:: Source data ::
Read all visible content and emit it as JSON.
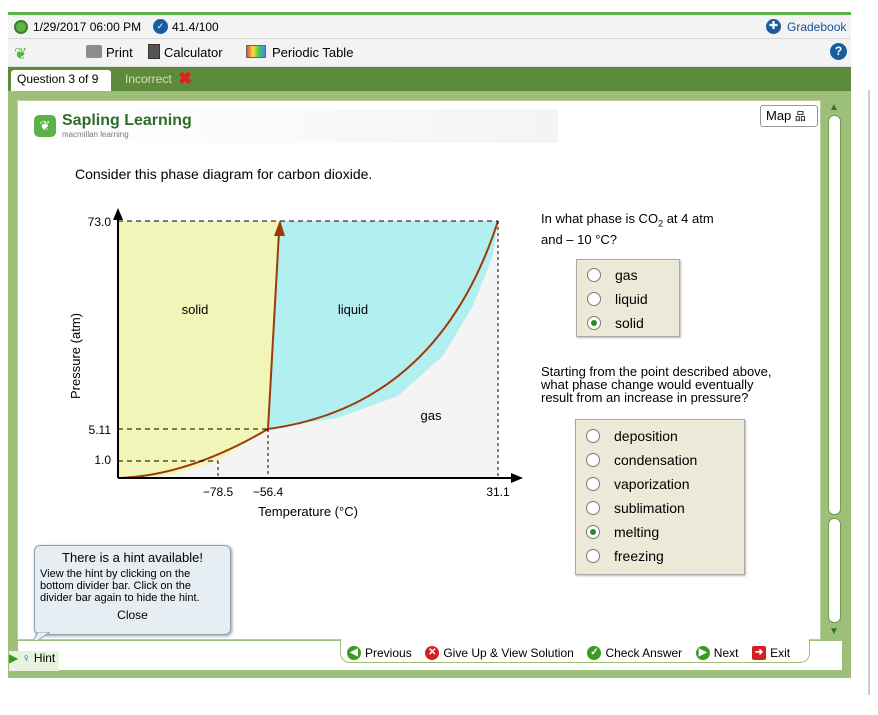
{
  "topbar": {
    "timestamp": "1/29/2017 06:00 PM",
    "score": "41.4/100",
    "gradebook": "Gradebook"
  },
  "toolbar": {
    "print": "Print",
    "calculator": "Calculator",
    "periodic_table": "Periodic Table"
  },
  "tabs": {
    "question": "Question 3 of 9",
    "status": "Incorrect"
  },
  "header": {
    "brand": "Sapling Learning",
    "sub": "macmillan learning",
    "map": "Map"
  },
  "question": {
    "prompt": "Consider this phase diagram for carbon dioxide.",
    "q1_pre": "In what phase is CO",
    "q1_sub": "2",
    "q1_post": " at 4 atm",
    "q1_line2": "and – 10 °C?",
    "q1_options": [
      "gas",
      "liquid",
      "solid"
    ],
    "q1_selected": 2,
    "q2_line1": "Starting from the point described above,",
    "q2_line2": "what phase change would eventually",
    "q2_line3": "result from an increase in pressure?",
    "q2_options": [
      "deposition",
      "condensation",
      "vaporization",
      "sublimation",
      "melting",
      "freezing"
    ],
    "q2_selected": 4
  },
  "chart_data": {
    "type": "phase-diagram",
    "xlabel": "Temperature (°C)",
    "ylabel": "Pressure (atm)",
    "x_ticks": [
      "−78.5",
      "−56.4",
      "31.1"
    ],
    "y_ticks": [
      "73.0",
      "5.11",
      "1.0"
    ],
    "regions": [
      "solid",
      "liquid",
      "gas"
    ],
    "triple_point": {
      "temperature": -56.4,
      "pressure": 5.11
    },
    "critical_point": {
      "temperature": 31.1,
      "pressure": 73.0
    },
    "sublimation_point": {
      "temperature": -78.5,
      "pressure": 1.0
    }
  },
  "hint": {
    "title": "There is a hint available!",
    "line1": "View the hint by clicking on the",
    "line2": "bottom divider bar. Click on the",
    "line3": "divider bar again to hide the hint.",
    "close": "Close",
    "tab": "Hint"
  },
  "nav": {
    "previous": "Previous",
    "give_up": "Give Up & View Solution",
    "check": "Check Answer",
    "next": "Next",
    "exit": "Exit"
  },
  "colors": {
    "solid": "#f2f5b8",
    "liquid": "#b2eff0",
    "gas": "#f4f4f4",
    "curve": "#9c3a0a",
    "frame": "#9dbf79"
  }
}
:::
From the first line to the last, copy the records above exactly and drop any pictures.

Read all visible content and emit it as JSON.
{
  "topbar": {
    "timestamp": "1/29/2017 06:00 PM",
    "score": "41.4/100",
    "gradebook": "Gradebook"
  },
  "toolbar": {
    "print": "Print",
    "calculator": "Calculator",
    "periodic_table": "Periodic Table"
  },
  "tabs": {
    "question": "Question 3 of 9",
    "status": "Incorrect"
  },
  "header": {
    "brand": "Sapling Learning",
    "sub": "macmillan learning",
    "map": "Map"
  },
  "question": {
    "prompt": "Consider this phase diagram for carbon dioxide.",
    "q1_pre": "In what phase is CO",
    "q1_sub": "2",
    "q1_post": " at 4 atm",
    "q1_line2": "and – 10 °C?",
    "q1_options": [
      "gas",
      "liquid",
      "solid"
    ],
    "q1_selected": 2,
    "q2_line1": "Starting from the point described above,",
    "q2_line2": "what phase change would eventually",
    "q2_line3": "result from an increase in pressure?",
    "q2_options": [
      "deposition",
      "condensation",
      "vaporization",
      "sublimation",
      "melting",
      "freezing"
    ],
    "q2_selected": 4
  },
  "chart_data": {
    "type": "phase-diagram",
    "xlabel": "Temperature (°C)",
    "ylabel": "Pressure (atm)",
    "x_ticks": [
      "−78.5",
      "−56.4",
      "31.1"
    ],
    "y_ticks": [
      "73.0",
      "5.11",
      "1.0"
    ],
    "regions": [
      "solid",
      "liquid",
      "gas"
    ],
    "triple_point": {
      "temperature": -56.4,
      "pressure": 5.11
    },
    "critical_point": {
      "temperature": 31.1,
      "pressure": 73.0
    },
    "sublimation_point": {
      "temperature": -78.5,
      "pressure": 1.0
    }
  },
  "hint": {
    "title": "There is a hint available!",
    "line1": "View the hint by clicking on the",
    "line2": "bottom divider bar. Click on the",
    "line3": "divider bar again to hide the hint.",
    "close": "Close",
    "tab": "Hint"
  },
  "nav": {
    "previous": "Previous",
    "give_up": "Give Up & View Solution",
    "check": "Check Answer",
    "next": "Next",
    "exit": "Exit"
  },
  "colors": {
    "solid": "#f2f5b8",
    "liquid": "#b2eff0",
    "gas": "#f4f4f4",
    "curve": "#9c3a0a",
    "frame": "#9dbf79"
  }
}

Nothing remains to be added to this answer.